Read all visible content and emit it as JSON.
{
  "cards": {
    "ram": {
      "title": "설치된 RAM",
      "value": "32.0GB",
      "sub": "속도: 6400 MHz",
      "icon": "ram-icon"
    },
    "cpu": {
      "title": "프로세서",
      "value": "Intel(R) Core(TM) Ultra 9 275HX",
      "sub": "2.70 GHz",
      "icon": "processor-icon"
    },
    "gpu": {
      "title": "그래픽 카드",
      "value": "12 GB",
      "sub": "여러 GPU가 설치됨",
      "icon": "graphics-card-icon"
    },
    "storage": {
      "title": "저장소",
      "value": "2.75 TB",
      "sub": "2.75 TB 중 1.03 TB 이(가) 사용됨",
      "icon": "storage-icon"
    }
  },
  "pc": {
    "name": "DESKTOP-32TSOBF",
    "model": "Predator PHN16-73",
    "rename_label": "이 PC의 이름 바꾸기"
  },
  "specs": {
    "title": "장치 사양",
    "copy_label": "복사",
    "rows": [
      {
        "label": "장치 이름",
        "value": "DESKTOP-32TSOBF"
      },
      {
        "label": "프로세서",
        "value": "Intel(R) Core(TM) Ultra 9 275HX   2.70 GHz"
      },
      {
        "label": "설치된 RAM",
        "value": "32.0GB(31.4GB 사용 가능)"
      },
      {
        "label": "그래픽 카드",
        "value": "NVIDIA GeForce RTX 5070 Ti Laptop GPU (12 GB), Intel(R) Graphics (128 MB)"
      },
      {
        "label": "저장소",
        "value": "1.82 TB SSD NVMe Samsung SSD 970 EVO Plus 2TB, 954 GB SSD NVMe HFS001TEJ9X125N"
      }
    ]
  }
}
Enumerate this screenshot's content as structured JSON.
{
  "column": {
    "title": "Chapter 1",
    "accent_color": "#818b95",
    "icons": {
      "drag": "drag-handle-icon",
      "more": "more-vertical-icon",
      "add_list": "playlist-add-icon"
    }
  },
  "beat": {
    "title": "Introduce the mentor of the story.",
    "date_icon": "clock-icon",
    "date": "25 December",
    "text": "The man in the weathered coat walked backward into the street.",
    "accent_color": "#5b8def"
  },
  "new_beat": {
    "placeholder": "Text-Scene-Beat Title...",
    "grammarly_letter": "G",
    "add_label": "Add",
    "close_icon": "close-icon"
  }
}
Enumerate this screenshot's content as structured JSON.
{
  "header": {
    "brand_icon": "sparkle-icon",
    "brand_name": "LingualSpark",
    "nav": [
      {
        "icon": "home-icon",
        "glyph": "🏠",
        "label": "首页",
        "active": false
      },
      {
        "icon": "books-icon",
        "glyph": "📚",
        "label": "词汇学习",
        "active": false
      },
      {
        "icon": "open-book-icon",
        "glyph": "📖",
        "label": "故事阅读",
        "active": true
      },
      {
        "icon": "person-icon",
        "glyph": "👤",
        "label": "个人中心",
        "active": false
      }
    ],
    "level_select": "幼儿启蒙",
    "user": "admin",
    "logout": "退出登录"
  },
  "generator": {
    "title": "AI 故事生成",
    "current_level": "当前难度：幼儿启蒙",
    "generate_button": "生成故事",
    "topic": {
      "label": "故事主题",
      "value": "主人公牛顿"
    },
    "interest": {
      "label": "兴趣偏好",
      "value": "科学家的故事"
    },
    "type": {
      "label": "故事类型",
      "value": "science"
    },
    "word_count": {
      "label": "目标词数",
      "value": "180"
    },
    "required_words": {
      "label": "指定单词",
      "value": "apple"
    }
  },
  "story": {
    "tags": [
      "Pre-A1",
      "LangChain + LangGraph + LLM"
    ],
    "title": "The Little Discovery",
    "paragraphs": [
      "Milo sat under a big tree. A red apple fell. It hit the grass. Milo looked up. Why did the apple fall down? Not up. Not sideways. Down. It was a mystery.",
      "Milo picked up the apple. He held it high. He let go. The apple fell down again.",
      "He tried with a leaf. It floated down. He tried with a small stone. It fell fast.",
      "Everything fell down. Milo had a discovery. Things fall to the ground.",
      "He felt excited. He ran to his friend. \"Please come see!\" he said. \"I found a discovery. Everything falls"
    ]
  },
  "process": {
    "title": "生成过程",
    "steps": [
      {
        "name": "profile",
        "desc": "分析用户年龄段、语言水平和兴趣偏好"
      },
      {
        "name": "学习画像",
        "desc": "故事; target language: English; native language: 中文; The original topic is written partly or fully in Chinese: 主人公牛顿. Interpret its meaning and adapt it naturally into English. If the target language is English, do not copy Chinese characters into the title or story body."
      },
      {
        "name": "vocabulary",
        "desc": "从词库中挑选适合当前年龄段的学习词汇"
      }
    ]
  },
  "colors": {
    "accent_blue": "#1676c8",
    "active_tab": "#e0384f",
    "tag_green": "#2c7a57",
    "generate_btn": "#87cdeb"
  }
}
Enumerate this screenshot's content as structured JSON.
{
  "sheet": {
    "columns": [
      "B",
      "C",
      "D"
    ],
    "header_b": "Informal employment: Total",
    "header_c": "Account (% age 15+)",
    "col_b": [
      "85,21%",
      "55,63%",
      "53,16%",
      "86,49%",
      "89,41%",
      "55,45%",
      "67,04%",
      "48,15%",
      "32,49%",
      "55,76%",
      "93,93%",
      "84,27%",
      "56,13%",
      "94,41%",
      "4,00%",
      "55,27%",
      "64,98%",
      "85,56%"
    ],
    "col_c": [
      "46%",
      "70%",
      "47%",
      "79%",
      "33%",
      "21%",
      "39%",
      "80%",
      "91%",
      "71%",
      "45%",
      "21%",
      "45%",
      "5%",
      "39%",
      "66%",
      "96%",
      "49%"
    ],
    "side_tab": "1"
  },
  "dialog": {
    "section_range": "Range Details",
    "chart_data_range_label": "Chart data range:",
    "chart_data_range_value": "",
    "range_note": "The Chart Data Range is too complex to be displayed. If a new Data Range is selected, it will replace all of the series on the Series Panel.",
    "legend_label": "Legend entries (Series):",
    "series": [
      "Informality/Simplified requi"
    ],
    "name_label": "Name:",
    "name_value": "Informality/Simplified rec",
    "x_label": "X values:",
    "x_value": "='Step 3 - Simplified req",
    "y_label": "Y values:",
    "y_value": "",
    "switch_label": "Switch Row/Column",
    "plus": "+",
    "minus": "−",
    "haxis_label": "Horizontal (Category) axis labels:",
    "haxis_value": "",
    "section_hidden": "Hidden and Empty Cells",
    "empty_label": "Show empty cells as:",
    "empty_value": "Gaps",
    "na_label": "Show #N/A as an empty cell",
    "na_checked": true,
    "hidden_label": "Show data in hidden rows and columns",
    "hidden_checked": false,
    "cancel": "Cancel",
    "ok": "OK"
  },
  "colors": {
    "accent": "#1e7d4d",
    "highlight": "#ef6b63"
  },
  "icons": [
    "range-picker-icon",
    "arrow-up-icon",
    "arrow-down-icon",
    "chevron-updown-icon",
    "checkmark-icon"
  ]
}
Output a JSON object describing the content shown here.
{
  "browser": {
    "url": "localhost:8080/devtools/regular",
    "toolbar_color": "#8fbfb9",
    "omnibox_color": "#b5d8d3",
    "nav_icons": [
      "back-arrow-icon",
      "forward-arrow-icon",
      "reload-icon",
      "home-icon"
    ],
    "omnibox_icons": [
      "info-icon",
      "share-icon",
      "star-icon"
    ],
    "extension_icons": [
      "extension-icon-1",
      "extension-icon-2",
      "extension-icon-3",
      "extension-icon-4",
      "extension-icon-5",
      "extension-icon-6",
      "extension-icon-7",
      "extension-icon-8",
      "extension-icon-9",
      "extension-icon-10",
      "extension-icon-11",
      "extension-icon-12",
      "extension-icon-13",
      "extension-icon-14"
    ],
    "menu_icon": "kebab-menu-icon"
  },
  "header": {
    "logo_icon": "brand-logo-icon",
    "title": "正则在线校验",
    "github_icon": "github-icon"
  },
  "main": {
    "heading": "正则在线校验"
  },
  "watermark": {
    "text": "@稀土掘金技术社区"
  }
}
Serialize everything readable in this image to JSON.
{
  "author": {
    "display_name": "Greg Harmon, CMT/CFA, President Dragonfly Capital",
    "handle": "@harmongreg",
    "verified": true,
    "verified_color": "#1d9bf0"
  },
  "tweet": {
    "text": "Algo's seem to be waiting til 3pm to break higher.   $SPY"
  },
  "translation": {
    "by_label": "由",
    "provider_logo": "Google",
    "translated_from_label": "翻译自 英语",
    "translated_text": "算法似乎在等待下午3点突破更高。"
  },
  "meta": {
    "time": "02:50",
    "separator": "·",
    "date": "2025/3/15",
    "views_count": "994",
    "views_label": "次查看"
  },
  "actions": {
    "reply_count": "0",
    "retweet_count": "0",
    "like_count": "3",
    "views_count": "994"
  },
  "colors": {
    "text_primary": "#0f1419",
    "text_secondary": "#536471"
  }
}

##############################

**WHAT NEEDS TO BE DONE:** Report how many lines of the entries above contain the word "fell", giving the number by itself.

**TASK ANSWER:** 4